**REQUIREMENT:** Below are records; how many of their lines hold the string "число"? Reply with nothing but the number.

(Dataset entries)
+++
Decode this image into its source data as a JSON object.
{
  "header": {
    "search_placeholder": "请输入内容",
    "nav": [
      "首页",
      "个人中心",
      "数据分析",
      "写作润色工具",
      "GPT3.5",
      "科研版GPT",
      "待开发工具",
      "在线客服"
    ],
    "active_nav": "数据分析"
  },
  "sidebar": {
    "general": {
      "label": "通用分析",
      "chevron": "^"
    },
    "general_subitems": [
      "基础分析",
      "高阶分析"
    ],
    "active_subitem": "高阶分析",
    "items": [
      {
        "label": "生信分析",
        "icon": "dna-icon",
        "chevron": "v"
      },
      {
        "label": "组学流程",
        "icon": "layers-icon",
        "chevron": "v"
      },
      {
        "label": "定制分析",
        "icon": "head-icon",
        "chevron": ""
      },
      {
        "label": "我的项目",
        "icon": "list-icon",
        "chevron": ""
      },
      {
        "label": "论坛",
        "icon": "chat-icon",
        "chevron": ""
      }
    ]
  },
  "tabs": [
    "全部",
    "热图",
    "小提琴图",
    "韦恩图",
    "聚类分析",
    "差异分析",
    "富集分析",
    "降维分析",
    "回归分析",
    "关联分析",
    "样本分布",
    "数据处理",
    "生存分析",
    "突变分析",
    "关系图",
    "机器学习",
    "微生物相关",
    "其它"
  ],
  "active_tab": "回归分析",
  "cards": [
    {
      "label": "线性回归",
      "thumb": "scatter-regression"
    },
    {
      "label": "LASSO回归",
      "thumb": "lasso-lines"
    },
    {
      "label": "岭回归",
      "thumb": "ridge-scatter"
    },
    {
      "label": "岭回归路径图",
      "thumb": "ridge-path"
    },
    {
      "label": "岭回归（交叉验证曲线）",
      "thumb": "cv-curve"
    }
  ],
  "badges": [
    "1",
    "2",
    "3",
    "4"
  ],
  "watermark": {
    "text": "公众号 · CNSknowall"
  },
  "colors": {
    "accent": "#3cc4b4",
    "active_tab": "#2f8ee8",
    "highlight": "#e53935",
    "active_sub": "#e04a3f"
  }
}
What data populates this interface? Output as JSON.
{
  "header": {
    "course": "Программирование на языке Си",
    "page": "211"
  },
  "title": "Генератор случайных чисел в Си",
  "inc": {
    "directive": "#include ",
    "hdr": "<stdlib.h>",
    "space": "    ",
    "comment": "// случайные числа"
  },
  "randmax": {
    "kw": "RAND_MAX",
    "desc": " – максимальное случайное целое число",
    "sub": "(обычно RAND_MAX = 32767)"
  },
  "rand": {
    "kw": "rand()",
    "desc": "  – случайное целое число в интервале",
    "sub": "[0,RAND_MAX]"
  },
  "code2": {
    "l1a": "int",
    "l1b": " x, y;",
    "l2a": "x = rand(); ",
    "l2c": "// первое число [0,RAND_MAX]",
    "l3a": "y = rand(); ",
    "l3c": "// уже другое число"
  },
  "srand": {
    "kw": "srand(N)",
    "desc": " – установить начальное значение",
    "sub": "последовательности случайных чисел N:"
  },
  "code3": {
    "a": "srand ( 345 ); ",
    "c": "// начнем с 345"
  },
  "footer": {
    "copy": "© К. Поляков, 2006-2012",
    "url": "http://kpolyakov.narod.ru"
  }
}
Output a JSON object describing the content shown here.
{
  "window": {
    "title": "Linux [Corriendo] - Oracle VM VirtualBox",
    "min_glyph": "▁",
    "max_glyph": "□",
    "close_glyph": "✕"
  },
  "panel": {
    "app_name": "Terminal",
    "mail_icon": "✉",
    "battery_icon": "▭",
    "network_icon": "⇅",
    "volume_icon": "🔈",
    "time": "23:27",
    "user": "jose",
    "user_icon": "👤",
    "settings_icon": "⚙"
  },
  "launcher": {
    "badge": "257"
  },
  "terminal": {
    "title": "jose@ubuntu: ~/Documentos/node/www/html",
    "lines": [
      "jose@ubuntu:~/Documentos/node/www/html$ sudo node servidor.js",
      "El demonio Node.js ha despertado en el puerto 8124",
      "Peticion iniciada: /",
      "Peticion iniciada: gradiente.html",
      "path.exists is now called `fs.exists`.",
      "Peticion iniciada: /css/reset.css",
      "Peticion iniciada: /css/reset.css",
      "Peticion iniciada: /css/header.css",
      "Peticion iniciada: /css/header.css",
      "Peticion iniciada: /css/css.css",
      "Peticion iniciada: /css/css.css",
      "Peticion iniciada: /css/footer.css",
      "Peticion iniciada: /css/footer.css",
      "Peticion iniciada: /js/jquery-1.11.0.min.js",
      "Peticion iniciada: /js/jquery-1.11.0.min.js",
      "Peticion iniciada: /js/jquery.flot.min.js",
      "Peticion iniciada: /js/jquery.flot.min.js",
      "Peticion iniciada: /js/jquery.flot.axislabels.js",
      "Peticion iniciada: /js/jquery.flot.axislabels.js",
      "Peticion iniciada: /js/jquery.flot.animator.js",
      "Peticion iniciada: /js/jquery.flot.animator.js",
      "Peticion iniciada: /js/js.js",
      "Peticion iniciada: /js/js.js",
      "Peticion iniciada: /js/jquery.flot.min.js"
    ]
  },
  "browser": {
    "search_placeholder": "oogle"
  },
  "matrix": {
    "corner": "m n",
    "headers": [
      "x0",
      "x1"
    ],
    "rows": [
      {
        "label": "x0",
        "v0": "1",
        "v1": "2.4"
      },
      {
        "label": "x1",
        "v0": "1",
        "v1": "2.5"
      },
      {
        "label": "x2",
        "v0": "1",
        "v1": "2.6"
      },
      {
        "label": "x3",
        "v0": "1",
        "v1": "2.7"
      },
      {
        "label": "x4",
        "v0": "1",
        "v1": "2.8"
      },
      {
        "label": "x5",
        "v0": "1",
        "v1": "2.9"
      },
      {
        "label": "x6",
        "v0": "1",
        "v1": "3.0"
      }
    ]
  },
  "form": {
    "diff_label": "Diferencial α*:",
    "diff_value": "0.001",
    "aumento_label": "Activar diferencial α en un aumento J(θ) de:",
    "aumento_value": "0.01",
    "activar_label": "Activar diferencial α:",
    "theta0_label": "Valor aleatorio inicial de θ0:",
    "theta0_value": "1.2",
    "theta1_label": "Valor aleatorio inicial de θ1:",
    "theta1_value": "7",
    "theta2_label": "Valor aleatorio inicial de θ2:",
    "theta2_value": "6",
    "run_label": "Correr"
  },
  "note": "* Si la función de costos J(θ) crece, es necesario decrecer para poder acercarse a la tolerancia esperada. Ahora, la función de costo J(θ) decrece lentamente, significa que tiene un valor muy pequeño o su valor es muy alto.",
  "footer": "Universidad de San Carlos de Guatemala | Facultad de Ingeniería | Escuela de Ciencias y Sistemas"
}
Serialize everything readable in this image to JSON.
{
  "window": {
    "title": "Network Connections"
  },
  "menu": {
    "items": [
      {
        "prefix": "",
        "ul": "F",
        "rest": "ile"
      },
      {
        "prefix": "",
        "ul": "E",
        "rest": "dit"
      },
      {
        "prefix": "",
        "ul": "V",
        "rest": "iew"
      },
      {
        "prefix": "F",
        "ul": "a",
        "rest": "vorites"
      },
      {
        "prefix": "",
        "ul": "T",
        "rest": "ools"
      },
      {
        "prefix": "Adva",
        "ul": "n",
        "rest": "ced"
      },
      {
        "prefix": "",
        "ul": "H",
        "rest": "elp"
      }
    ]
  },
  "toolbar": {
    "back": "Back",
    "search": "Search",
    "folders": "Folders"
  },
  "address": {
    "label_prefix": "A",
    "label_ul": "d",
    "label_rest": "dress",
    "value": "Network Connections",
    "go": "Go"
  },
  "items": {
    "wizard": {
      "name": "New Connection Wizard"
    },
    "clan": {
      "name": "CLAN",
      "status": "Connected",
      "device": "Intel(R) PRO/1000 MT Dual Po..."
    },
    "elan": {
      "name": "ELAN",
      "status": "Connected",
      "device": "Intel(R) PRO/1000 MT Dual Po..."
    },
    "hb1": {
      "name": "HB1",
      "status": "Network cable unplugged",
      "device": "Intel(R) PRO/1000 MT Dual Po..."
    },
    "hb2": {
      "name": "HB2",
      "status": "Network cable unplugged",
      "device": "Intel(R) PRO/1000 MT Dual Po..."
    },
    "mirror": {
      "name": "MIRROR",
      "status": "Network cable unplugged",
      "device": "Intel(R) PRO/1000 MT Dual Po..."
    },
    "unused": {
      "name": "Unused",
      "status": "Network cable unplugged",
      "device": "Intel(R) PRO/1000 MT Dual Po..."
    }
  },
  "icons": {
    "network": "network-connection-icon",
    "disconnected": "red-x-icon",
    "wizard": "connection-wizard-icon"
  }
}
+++
**SOLUTION BELOW:** 4